Return to site

The NCAA's Latest Moves Show They Will Stop at Nothing to Retain Control

Written by Kassandra Ramsey

This NCAA logo was displayed on the courtduring the NCAA college basketball tournament March 21, 2013 Matt Solcum/AP File

· NCAA,College Athlete NIL,PayforPlay,Sports Law,College Football

The NCAA appears to have reached a crossroads in governing college sports. This is true whether the NCAA wants to admit it or not. The NCAA is fighting tooth and nail to "preserve its revered tradition of amateurism." However, everyday more and more Americans are beginning to see amateurism for the farce that it is. College athletes are finding their voice by standing up for themselves and making demands on the system their labor propels. The NCAA suffered yet another blow in the Alston v. NCAA (Alston) case. Nevertheless, the NCAA is still on its quest to retain the current structure of college athletics. As such, the NCAA submitted a draft of a bill they would like Congress to enact governing college athletes' name, image, and likeness (NIL) rights. The bill is nothing less than another attempt by the NCAA to retain its power and control.

The NCAA Wants to Take Alston v. NCAA to the Supreme Court

On July 6, 2020, the NCAA sought to have the United States Court of Appeals for the Ninth Circuit stay the impending injunction in Alston. In Alston, former and current college athletes sued the NCAA claiming that their amateurism rules violated federal antitrust law. The district court judge ruled and the appeals court judges affirmed that the NCAA's rules restricting college athletes' ability to receive education-related benefits were too restrictive and in violation of federal antitrust law. As such, the court issued an injunction prohibiting the NCAA from restricting education-related benefits for college athletes. The NCAA moved to have the injunction stayed. The United States Court of Appeals for the Ninth Circuit denied the NCAA's motion on August 4, 2020. On the very next day, the NCAA petitioned to the United States Supreme Court to stay the injunction.

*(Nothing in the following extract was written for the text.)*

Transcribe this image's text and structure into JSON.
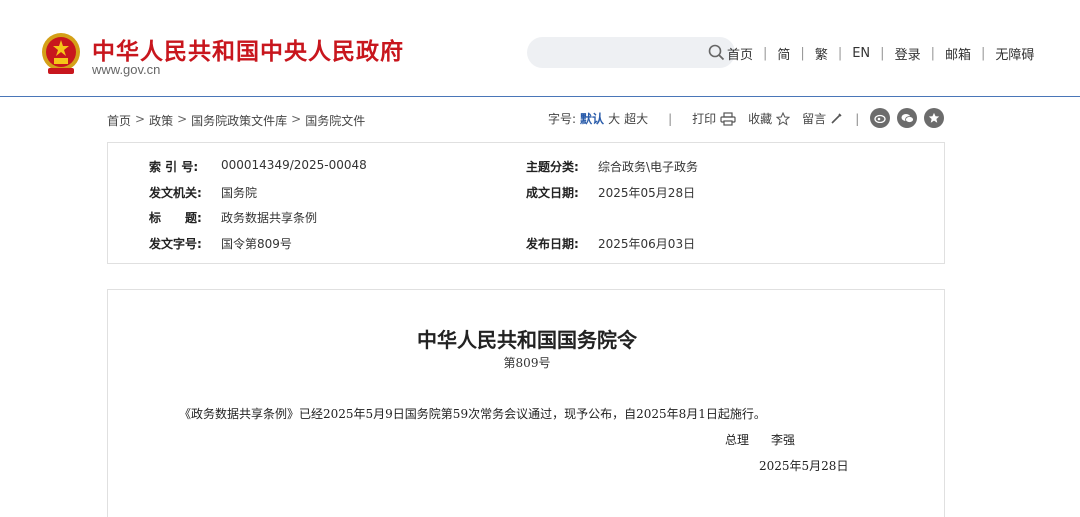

If the United States Supreme Court denies the NCAA's petition, colleges and universities will be able to provide unlimited education-related benefits to their students immediately. The fact that the NCAA petitioned the Supreme Court to say an injunction that would allow college athletes to receive greater education-related benefits demonstrates that the NCAA will stop at nothing to maintain the status-quo.

The Intercollegiate Amateur Sports Act of 2020

At the end of July, the NCAA submitted to Congress the proposed legislation the organization would like enacted regarding college athletes' name, image, and likeness rights. The proposed legislation is entitled The Intercollegiate Amateur Sports Act of 2020. The proposed legislation, like everything else from the NCAA regarding NIL rights, is vague and more focused on ensuring that the NCAA retains its control over college sports than it is on allowing college athletes to finally have an equitable share in the billion-dollar industry that their labor propels. The entire four-page document is the NCAA begging Congress to take away the only avenues of redress college athletes have to fight the creation of a more equitable college athletics system.

At the outset, the NCAA makes it clear that the purpose of the legislation is to allow the NCAA to continue to preserve the tradition of amateurism in college sports. The NCAA seeks to accomplish by having Congress preempt any state law enacted regarding college athlete compensation, intellectual property rights, employment status, or qualifications of amateur intercollegiate athletes. Federal preemption is imperative as the NCAA seeks to nullify laws that have been enacted to allow college athletes to profit from their NIL in California, Colorado, and Florida.

The NCAA is also seeking to have Congress grant it a federal antitrust law exemption. Over the years, the NCAA has faced a number challenges in court. Many of the challenges, like O'Bannon v. NCAA and Alston v. NCAA, have been based on federal antitrust law. In the proposed legislation, the NCAA asserts that being subject to litigation impedes the NCAA's ability to do its job of preserving amateurism and ensuring a level playing field for all college athletes. The NCAA wants Congress to take college athletes only avenue to fight for their rights and is seeking to do so in a document where they should be expanding college athletes NIL rights.

The proposed legislation does not get into the specifics of how the NCAA will expand the rights of college athletes like its counterpart that was introduced by the Power 5 conferences in early July. However, the proposed legislation does state that the NCAA will establish rules, standards, and procedures governing benefits or payments with respect to college athletes use of their NIL no later than June 30, 2021.

For more on college athletes' name, image, and likeness rights follow me on Twitter @esquire_coach and on Instagram @the_esquirecoach. To receive updates from The Esquire Coach Blog directly to your email please subscribe below.